A good three weeks after right-wing President Jair Bolsonaro was voted out of office in Brazil, his party is questioning the results of the runoff elections and wants some of the votes cast to be declared invalid. The Liberal Party (PL) has submitted an application to the Supreme Electoral Court, party leader Valdemar da Costa said on Tuesday (local time). Bolsonaro’s party doubts that all electronic ballot boxes worked properly. In the Oct. 30 runoff, left-wing former President Luiz Inácio “Lula” da Silva won a narrow victory.

So far, Bolsonaro has not explicitly acknowledged his defeat. Lula will take office on January 1, 2023. He received 50.9 percent of the vote in the runoff, Bolsonaro got 49.1 percent. Even before the vote, Bolsonaro had repeatedly expressed doubts about the electoral system and indicated that he might not recognize the result.

Bolsonaro’s Liberal Party is now claiming that older models of Brazil’s e-ballot boxes had problems. As a result, party members are demanding that those votes cast be voided.
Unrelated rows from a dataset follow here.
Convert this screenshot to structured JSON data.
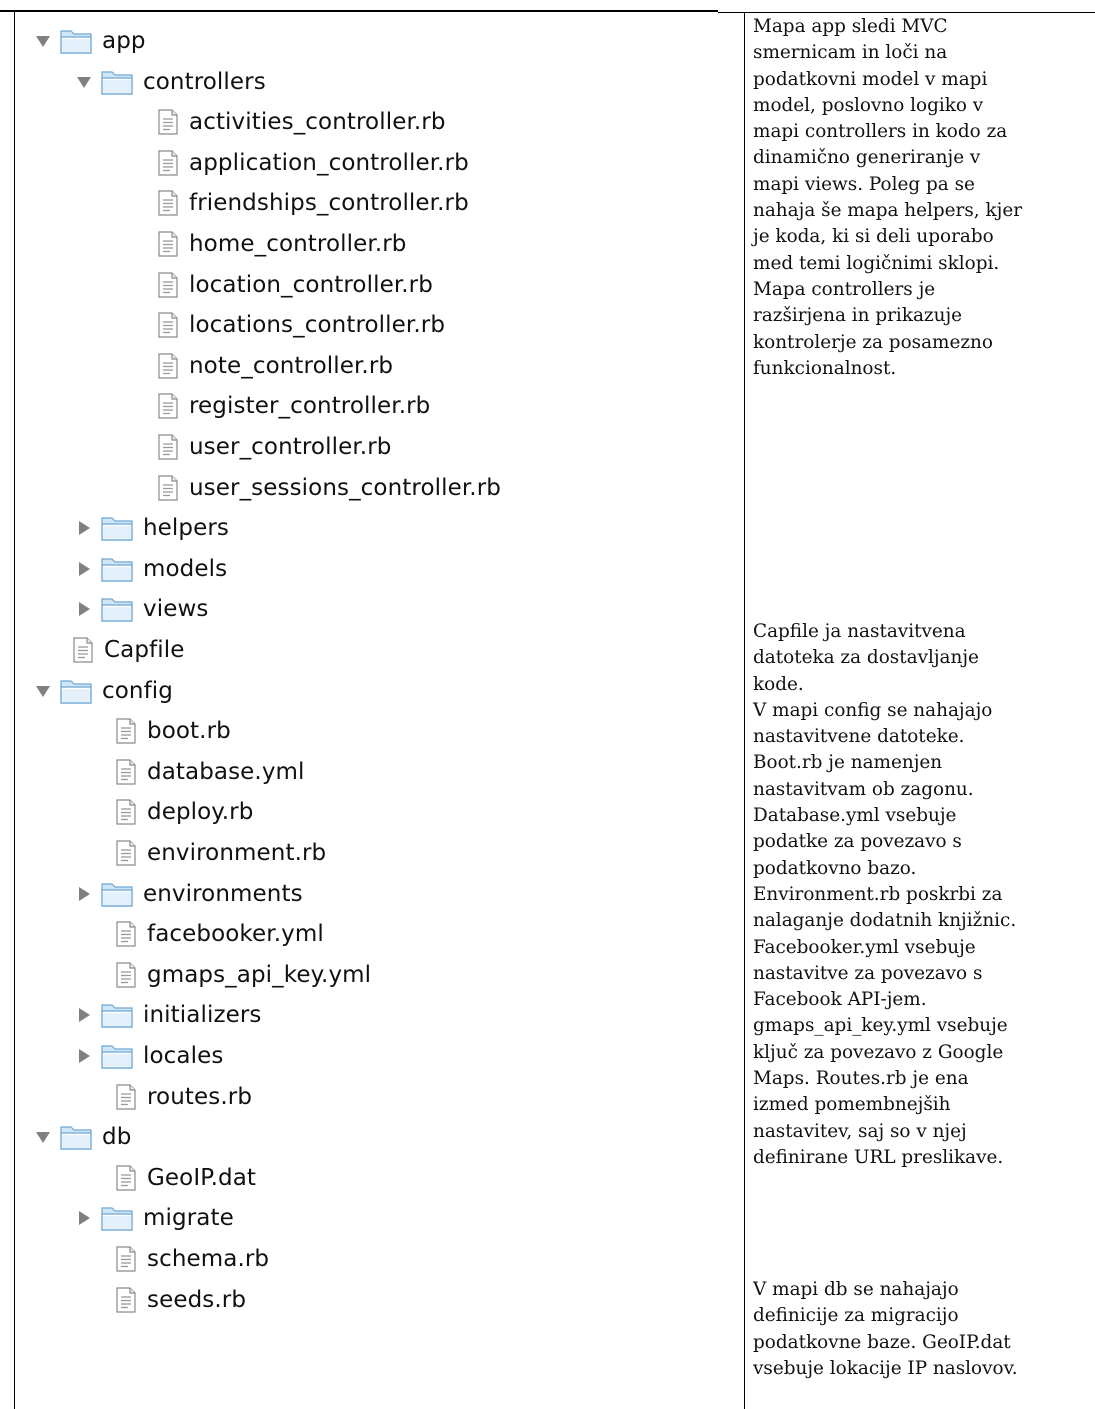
{
  "icons": {
    "folder": "folder-icon",
    "file": "file-icon",
    "expanded": "triangle-down-icon",
    "collapsed": "triangle-right-icon"
  },
  "colors": {
    "folder_light": "#cfe6f7",
    "folder_dark": "#6ea7d3",
    "triangle": "#808080",
    "text": "#111111"
  },
  "tree": [
    {
      "label": "app",
      "type": "folder",
      "state": "expanded",
      "depth": 0
    },
    {
      "label": "controllers",
      "type": "folder",
      "state": "expanded",
      "depth": 1
    },
    {
      "label": "activities_controller.rb",
      "type": "file",
      "depth": 2
    },
    {
      "label": "application_controller.rb",
      "type": "file",
      "depth": 2
    },
    {
      "label": "friendships_controller.rb",
      "type": "file",
      "depth": 2
    },
    {
      "label": "home_controller.rb",
      "type": "file",
      "depth": 2
    },
    {
      "label": "location_controller.rb",
      "type": "file",
      "depth": 2
    },
    {
      "label": "locations_controller.rb",
      "type": "file",
      "depth": 2
    },
    {
      "label": "note_controller.rb",
      "type": "file",
      "depth": 2
    },
    {
      "label": "register_controller.rb",
      "type": "file",
      "depth": 2
    },
    {
      "label": "user_controller.rb",
      "type": "file",
      "depth": 2
    },
    {
      "label": "user_sessions_controller.rb",
      "type": "file",
      "depth": 2
    },
    {
      "label": "helpers",
      "type": "folder",
      "state": "collapsed",
      "depth": 1
    },
    {
      "label": "models",
      "type": "folder",
      "state": "collapsed",
      "depth": 1
    },
    {
      "label": "views",
      "type": "folder",
      "state": "collapsed",
      "depth": 1
    },
    {
      "label": "Capfile",
      "type": "file",
      "depth": 0
    },
    {
      "label": "config",
      "type": "folder",
      "state": "expanded",
      "depth": 0
    },
    {
      "label": "boot.rb",
      "type": "file",
      "depth": 1
    },
    {
      "label": "database.yml",
      "type": "file",
      "depth": 1
    },
    {
      "label": "deploy.rb",
      "type": "file",
      "depth": 1
    },
    {
      "label": "environment.rb",
      "type": "file",
      "depth": 1
    },
    {
      "label": "environments",
      "type": "folder",
      "state": "collapsed",
      "depth": 1
    },
    {
      "label": "facebooker.yml",
      "type": "file",
      "depth": 1
    },
    {
      "label": "gmaps_api_key.yml",
      "type": "file",
      "depth": 1
    },
    {
      "label": "initializers",
      "type": "folder",
      "state": "collapsed",
      "depth": 1
    },
    {
      "label": "locales",
      "type": "folder",
      "state": "collapsed",
      "depth": 1
    },
    {
      "label": "routes.rb",
      "type": "file",
      "depth": 1
    },
    {
      "label": "db",
      "type": "folder",
      "state": "expanded",
      "depth": 0
    },
    {
      "label": "GeoIP.dat",
      "type": "file",
      "depth": 1
    },
    {
      "label": "migrate",
      "type": "folder",
      "state": "collapsed",
      "depth": 1
    },
    {
      "label": "schema.rb",
      "type": "file",
      "depth": 1
    },
    {
      "label": "seeds.rb",
      "type": "file",
      "depth": 1
    }
  ],
  "notes": {
    "app": "Mapa app sledi MVC\nsmernicam in loči na\npodatkovni model v mapi\nmodel, poslovno logiko v\nmapi controllers in kodo za\ndinamično generiranje v\nmapi views.  Poleg pa se\nnahaja še mapa helpers, kjer\nje koda, ki si deli uporabo\nmed temi logičnimi sklopi.\nMapa controllers je\nrazširjena in prikazuje\nkontrolerje za posamezno\nfunkcionalnost.",
    "config": "Capfile ja nastavitvena\ndatoteka za dostavljanje\nkode.\nV mapi config se nahajajo\nnastavitvene datoteke.\nBoot.rb je namenjen\nnastavitvam ob zagonu.\nDatabase.yml vsebuje\npodatke za povezavo s\npodatkovno bazo.\nEnvironment.rb poskrbi za\nnalaganje dodatnih knjižnic.\nFacebooker.yml vsebuje\nnastavitve za povezavo s\nFacebook API-jem.\ngmaps_api_key.yml vsebuje\nključ za povezavo z Google\nMaps. Routes.rb je ena\nizmed pomembnejših\nnastavitev, saj so v njej\ndefinirane URL preslikave.",
    "db": "V mapi db se nahajajo\ndefinicije za migracijo\npodatkovne baze. GeoIP.dat\nvsebuje lokacije IP naslovov."
  }
}
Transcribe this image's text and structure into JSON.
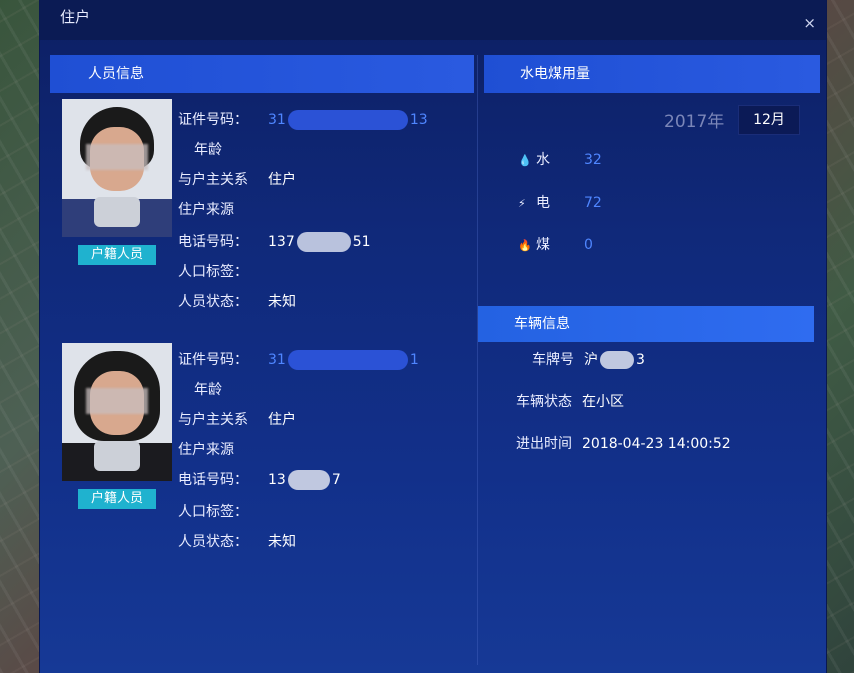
{
  "dialog": {
    "title": "住户",
    "close_icon": "×"
  },
  "left_panel": {
    "header": "人员信息",
    "persons": [
      {
        "badge": "户籍人员",
        "id_label": "证件号码：",
        "id_prefix": "31",
        "id_suffix": "13",
        "age_label": "年龄",
        "relation_label": "与户主关系",
        "relation_value": "住户",
        "source_label": "住户来源",
        "phone_label": "电话号码：",
        "phone_prefix": "137",
        "phone_suffix": "51",
        "tag_label": "人口标签：",
        "status_label": "人员状态：",
        "status_value": "未知"
      },
      {
        "badge": "户籍人员",
        "id_label": "证件号码：",
        "id_prefix": "31",
        "id_suffix": "1",
        "age_label": "年龄",
        "relation_label": "与户主关系",
        "relation_value": "住户",
        "source_label": "住户来源",
        "phone_label": "电话号码：",
        "phone_prefix": "13",
        "phone_suffix": "7",
        "tag_label": "人口标签：",
        "status_label": "人员状态：",
        "status_value": "未知"
      }
    ]
  },
  "right_panel": {
    "header": "水电煤用量",
    "year": "2017年",
    "month": "12月",
    "utilities": [
      {
        "icon": "water-drop-icon",
        "glyph": "💧",
        "name": "水",
        "value": "32"
      },
      {
        "icon": "lightning-icon",
        "glyph": "⚡",
        "name": "电",
        "value": "72"
      },
      {
        "icon": "flame-icon",
        "glyph": "🔥",
        "name": "煤",
        "value": "0"
      }
    ],
    "vehicle": {
      "header": "车辆信息",
      "plate_label": "车牌号",
      "plate_prefix": "沪",
      "plate_suffix": "3",
      "status_label": "车辆状态",
      "status_value": "在小区",
      "time_label": "进出时间",
      "time_value": "2018-04-23 14:00:52"
    }
  },
  "colors": {
    "accent": "#2a5ae0",
    "badge": "#1fb2cf",
    "value_blue": "#4f86ff",
    "dialog_bg": "#10297a"
  }
}
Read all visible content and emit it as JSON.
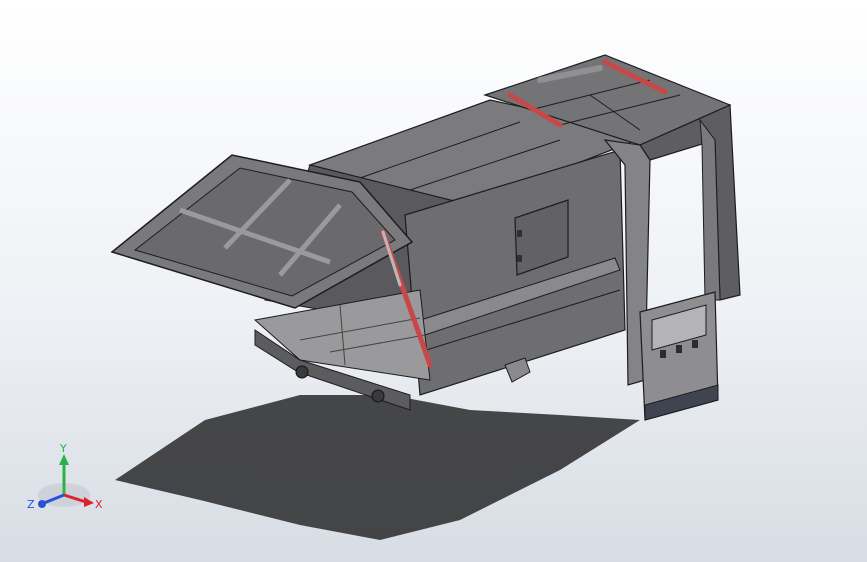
{
  "triad": {
    "x_label": "X",
    "y_label": "Y",
    "z_label": "Z",
    "x_color": "#e0202a",
    "y_color": "#2bb24c",
    "z_color": "#2b4fd8"
  },
  "model": {
    "body_color": "#6d6d6f",
    "dark_color": "#4a4a4c",
    "light_color": "#8a8a8c",
    "edge_color": "#1d1d1f",
    "cylinder_color": "#c8484a"
  }
}
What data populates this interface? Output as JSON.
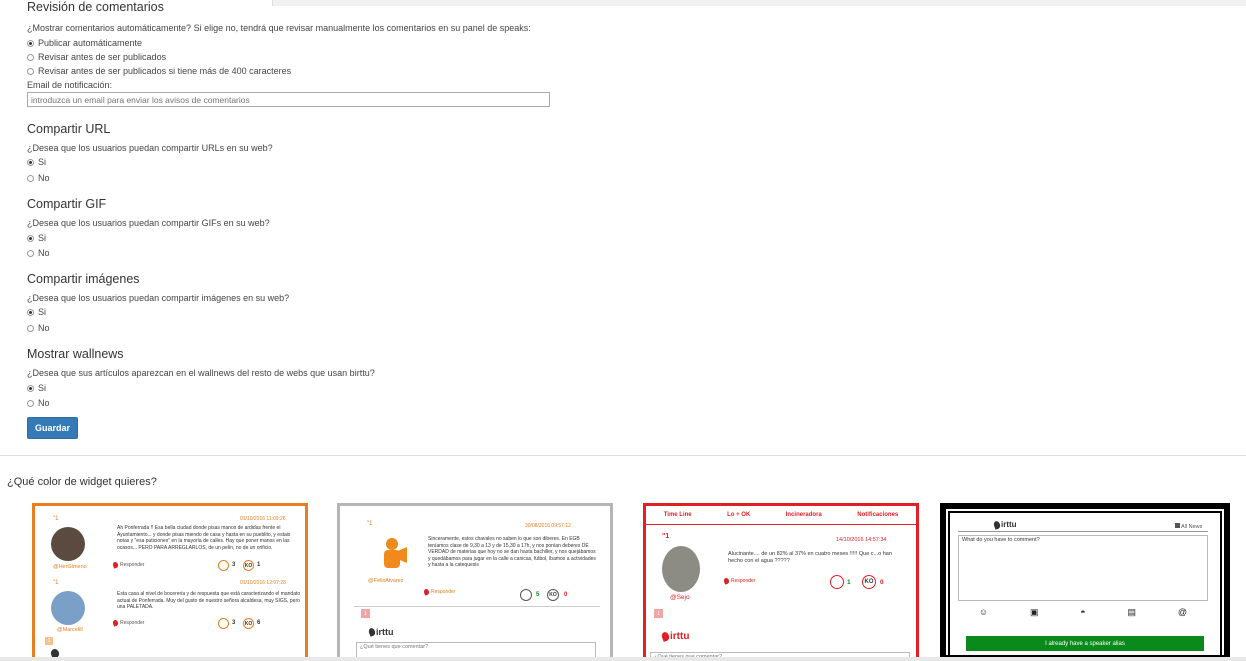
{
  "form": {
    "review": {
      "title": "Revisión de comentarios",
      "question": "¿Mostrar comentarios automáticamente? Si elige no, tendrá que revisar manualmente los comentarios en su panel de speaks:",
      "options": [
        "Publicar automáticamente",
        "Revisar antes de ser publicados",
        "Revisar antes de ser publicados si tiene más de 400 caracteres"
      ],
      "selected": 0,
      "email_label": "Email de notificación:",
      "email_placeholder": "introduzca un email para enviar los avisos de comentarios"
    },
    "share_url": {
      "title": "Compartir URL",
      "question": "¿Desea que los usuarios puedan compartir URLs en su web?",
      "yes": "Si",
      "no": "No",
      "selected": "yes"
    },
    "share_gif": {
      "title": "Compartir GIF",
      "question": "¿Desea que los usuarios puedan compartir GIFs en su web?",
      "yes": "Si",
      "no": "No",
      "selected": "yes"
    },
    "share_images": {
      "title": "Compartir imágenes",
      "question": "¿Desea que los usuarios puedan compartir imágenes en su web?",
      "yes": "Si",
      "no": "No",
      "selected": "yes"
    },
    "wallnews": {
      "title": "Mostrar wallnews",
      "question": "¿Desea que sus artículos aparezcan en el wallnews del resto de webs que usan birttu?",
      "yes": "Si",
      "no": "No",
      "selected": "yes"
    },
    "save_label": "Guardar"
  },
  "colors": {
    "button": "#337ab7",
    "orange": "#e67e22",
    "gray": "#b5b5b5",
    "red": "#e31e24",
    "black": "#000000",
    "green": "#0a8a1a"
  },
  "widget_question": "¿Qué color de widget quieres?",
  "widgets": {
    "orange": {
      "c1": {
        "num": "\"1",
        "date": "01/10/2016 11:09:26",
        "handle": "@HerGimeno",
        "text": "Ah Ponferrada !! Esa bella ciudad donde pisas manos de ardidas frente el Ayuntamiento... y donde pisas miendo de casa y hasta en su pueblito, y estais notas y \"esa puticiones\" en la mayoría de calles. Hay que poner manos en las ocasos... PERO PARA ARREGLARLOS, de un pelín, no de un orificio.",
        "reply": "Responder",
        "ok": "3",
        "ko": "1"
      },
      "c2": {
        "num": "\"1",
        "date": "01/10/2016 12:07:28",
        "handle": "@Marcelill",
        "text": "Esta casa al nivel de bocereria y de respuesta que está caracterizando el mandato actual de Ponferrada. Muy del gusto de nuestro señora alcaldesa, muy SIGS, pero una PALETADA.",
        "reply": "Responder",
        "ok": "3",
        "ko": "6"
      },
      "square": "1"
    },
    "gray": {
      "num": "\"1",
      "date": "30/08/2016 09:57:12",
      "handle": "@FelixAlvarez",
      "text": "Sinceramente, estos chavales no saben lo que son diberes. En EGB teníamos clase de 9,30 a 13 y de 15,30 a 17h, y nos ponían deberes DE VERDAD de materias que hoy no se dan hasta bachiller, y nos quejábamos y quedábamos para jugar en la calle a canicas, futbol, íbamos a actividades y hasta a la catequesis",
      "reply": "Responder",
      "ok": "5",
      "ko": "0",
      "square": "1",
      "logo": "irttu",
      "placeholder": "¿Qué tienes que comentar?"
    },
    "red": {
      "tabs": [
        "Time Line",
        "Lo + OK",
        "Incineradora",
        "Notificaciones"
      ],
      "num": "\"1",
      "date": "14/10/2016 14:57:34",
      "handle": "@Sejo",
      "text": "Alucinante.... de un 82% al 37% en cuatro meses !!!!! Que c...o han hecho con el agua ?????",
      "reply": "Responder",
      "ok": "1",
      "ko": "0",
      "square": "1",
      "logo": "irttu",
      "placeholder": "¿Qué tienes que comentar?"
    },
    "black": {
      "logo": "irttu",
      "news": "All News",
      "placeholder": "What do you have to comment?",
      "icons": [
        "smiley-icon",
        "camera-icon",
        "gif-icon",
        "image-icon",
        "at-icon"
      ],
      "at_glyph": "@",
      "button": "I already have a speaker alias"
    }
  }
}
If only the new models are considered reliable, the conservative president would be re-elected with 51.05 percent of the vote, according to the party.

24 hours reflection time

The electoral court replied that the same devices were used in both ballots. Therefore, the allegations will only be considered if the first ballot is also reviewed, wrote Judge Alexandre de Moraes. He gave the Liberal Party 24 hours to decide how to proceed. His decision puts the Liberal Party in a difficult position, as challenging the results of the first round would likely affect the election of many of its members in Congress.

The Brazilian financial market, however, reacted sensitively to the news. The real fell as much as 1.6 percent, while shares fell 1.4 percent as of 4:37 p.m. local time in Sao Paulo.

“The biggest risk after the elections was that the results would be contested,” the news agency quoted as saying Bloomberg Tiago Cunha, a manager at Ace Capital. “That was gone, but now it’s back.”

source site